What the task asks: What's wanted is each entry repeated verbatim, minus its images.

**** Data provided ****

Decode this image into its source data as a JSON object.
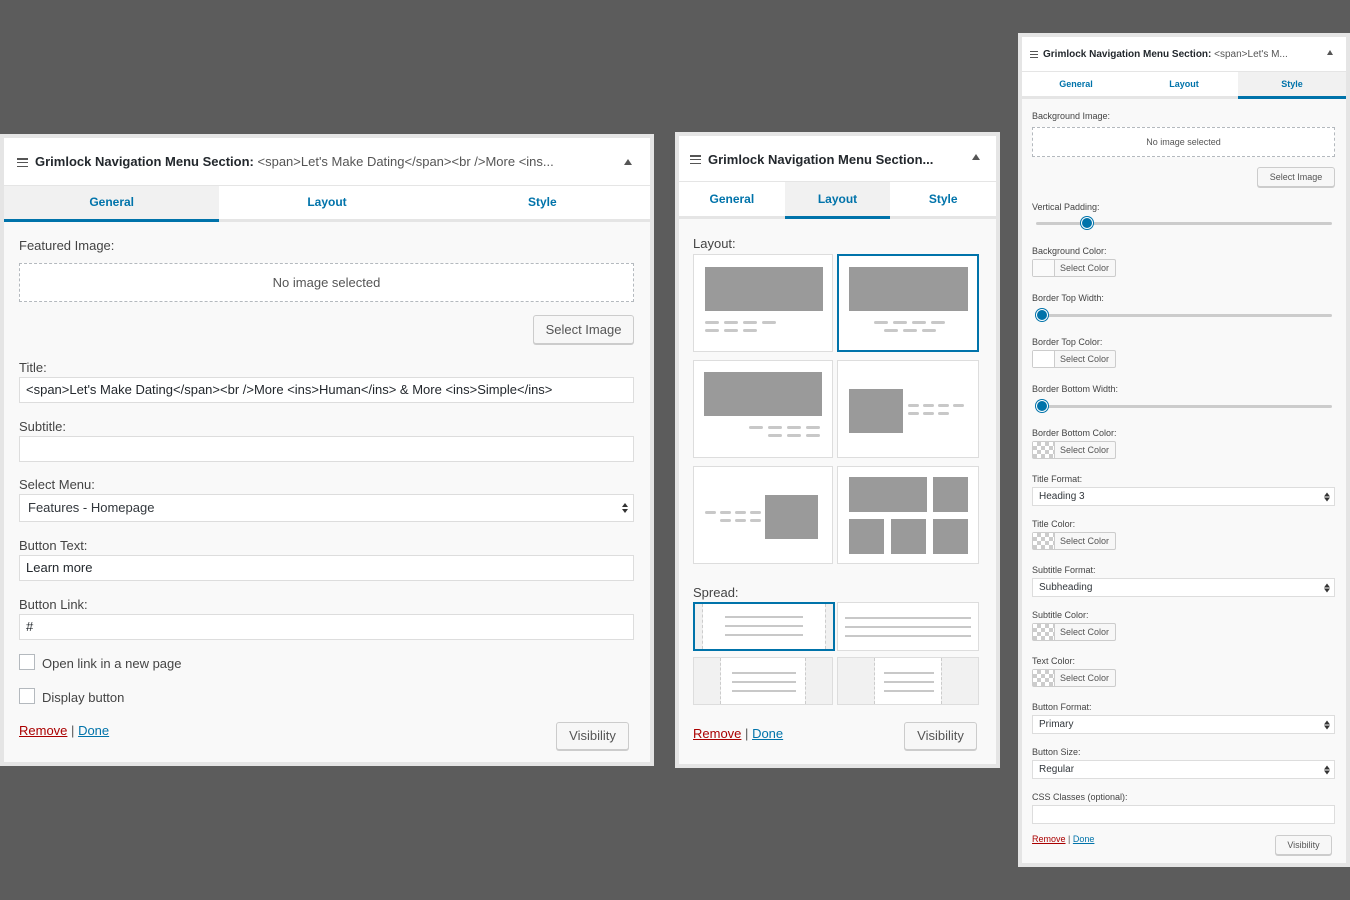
{
  "widget_title": "Grimlock Navigation Menu Section:",
  "widget_title_sub": "<span>Let's Make Dating</span><br />More <ins...",
  "widget_title_short": "Grimlock Navigation Menu Section...",
  "widget_title_sub_short": "<span>Let's M...",
  "tabs": {
    "general": "General",
    "layout": "Layout",
    "style": "Style"
  },
  "general": {
    "featured_image_label": "Featured Image:",
    "no_image": "No image selected",
    "select_image": "Select Image",
    "title_label": "Title:",
    "title_value": "<span>Let's Make Dating</span><br />More <ins>Human</ins> & More <ins>Simple</ins>",
    "subtitle_label": "Subtitle:",
    "subtitle_value": "",
    "menu_label": "Select Menu:",
    "menu_value": "Features - Homepage",
    "button_text_label": "Button Text:",
    "button_text_value": "Learn more",
    "button_link_label": "Button Link:",
    "button_link_value": "#",
    "open_new_page": "Open link in a new page",
    "display_button": "Display button"
  },
  "layout": {
    "layout_label": "Layout:",
    "spread_label": "Spread:"
  },
  "style": {
    "bg_image_label": "Background Image:",
    "no_image": "No image selected",
    "select_image": "Select Image",
    "vpad_label": "Vertical Padding:",
    "bg_color_label": "Background Color:",
    "btw_label": "Border Top Width:",
    "btc_label": "Border Top Color:",
    "bbw_label": "Border Bottom Width:",
    "bbc_label": "Border Bottom Color:",
    "title_format_label": "Title Format:",
    "title_format_value": "Heading 3",
    "title_color_label": "Title Color:",
    "subtitle_format_label": "Subtitle Format:",
    "subtitle_format_value": "Subheading",
    "subtitle_color_label": "Subtitle Color:",
    "text_color_label": "Text Color:",
    "button_format_label": "Button Format:",
    "button_format_value": "Primary",
    "button_size_label": "Button Size:",
    "button_size_value": "Regular",
    "css_label": "CSS Classes (optional):",
    "css_value": "",
    "select_color": "Select Color"
  },
  "actions": {
    "remove": "Remove",
    "sep": "|",
    "done": "Done",
    "visibility": "Visibility"
  }
}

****

Finished exercise:
Decode this image into its source data as a JSON object.
{
  "widget_title": "Grimlock Navigation Menu Section:",
  "widget_title_sub": "<span>Let's Make Dating</span><br />More <ins...",
  "widget_title_short": "Grimlock Navigation Menu Section...",
  "widget_title_sub_short": "<span>Let's M...",
  "tabs": {
    "general": "General",
    "layout": "Layout",
    "style": "Style"
  },
  "general": {
    "featured_image_label": "Featured Image:",
    "no_image": "No image selected",
    "select_image": "Select Image",
    "title_label": "Title:",
    "title_value": "<span>Let's Make Dating</span><br />More <ins>Human</ins> & More <ins>Simple</ins>",
    "subtitle_label": "Subtitle:",
    "subtitle_value": "",
    "menu_label": "Select Menu:",
    "menu_value": "Features - Homepage",
    "button_text_label": "Button Text:",
    "button_text_value": "Learn more",
    "button_link_label": "Button Link:",
    "button_link_value": "#",
    "open_new_page": "Open link in a new page",
    "display_button": "Display button"
  },
  "layout": {
    "layout_label": "Layout:",
    "spread_label": "Spread:"
  },
  "style": {
    "bg_image_label": "Background Image:",
    "no_image": "No image selected",
    "select_image": "Select Image",
    "vpad_label": "Vertical Padding:",
    "bg_color_label": "Background Color:",
    "btw_label": "Border Top Width:",
    "btc_label": "Border Top Color:",
    "bbw_label": "Border Bottom Width:",
    "bbc_label": "Border Bottom Color:",
    "title_format_label": "Title Format:",
    "title_format_value": "Heading 3",
    "title_color_label": "Title Color:",
    "subtitle_format_label": "Subtitle Format:",
    "subtitle_format_value": "Subheading",
    "subtitle_color_label": "Subtitle Color:",
    "text_color_label": "Text Color:",
    "button_format_label": "Button Format:",
    "button_format_value": "Primary",
    "button_size_label": "Button Size:",
    "button_size_value": "Regular",
    "css_label": "CSS Classes (optional):",
    "css_value": "",
    "select_color": "Select Color"
  },
  "actions": {
    "remove": "Remove",
    "sep": "|",
    "done": "Done",
    "visibility": "Visibility"
  }
}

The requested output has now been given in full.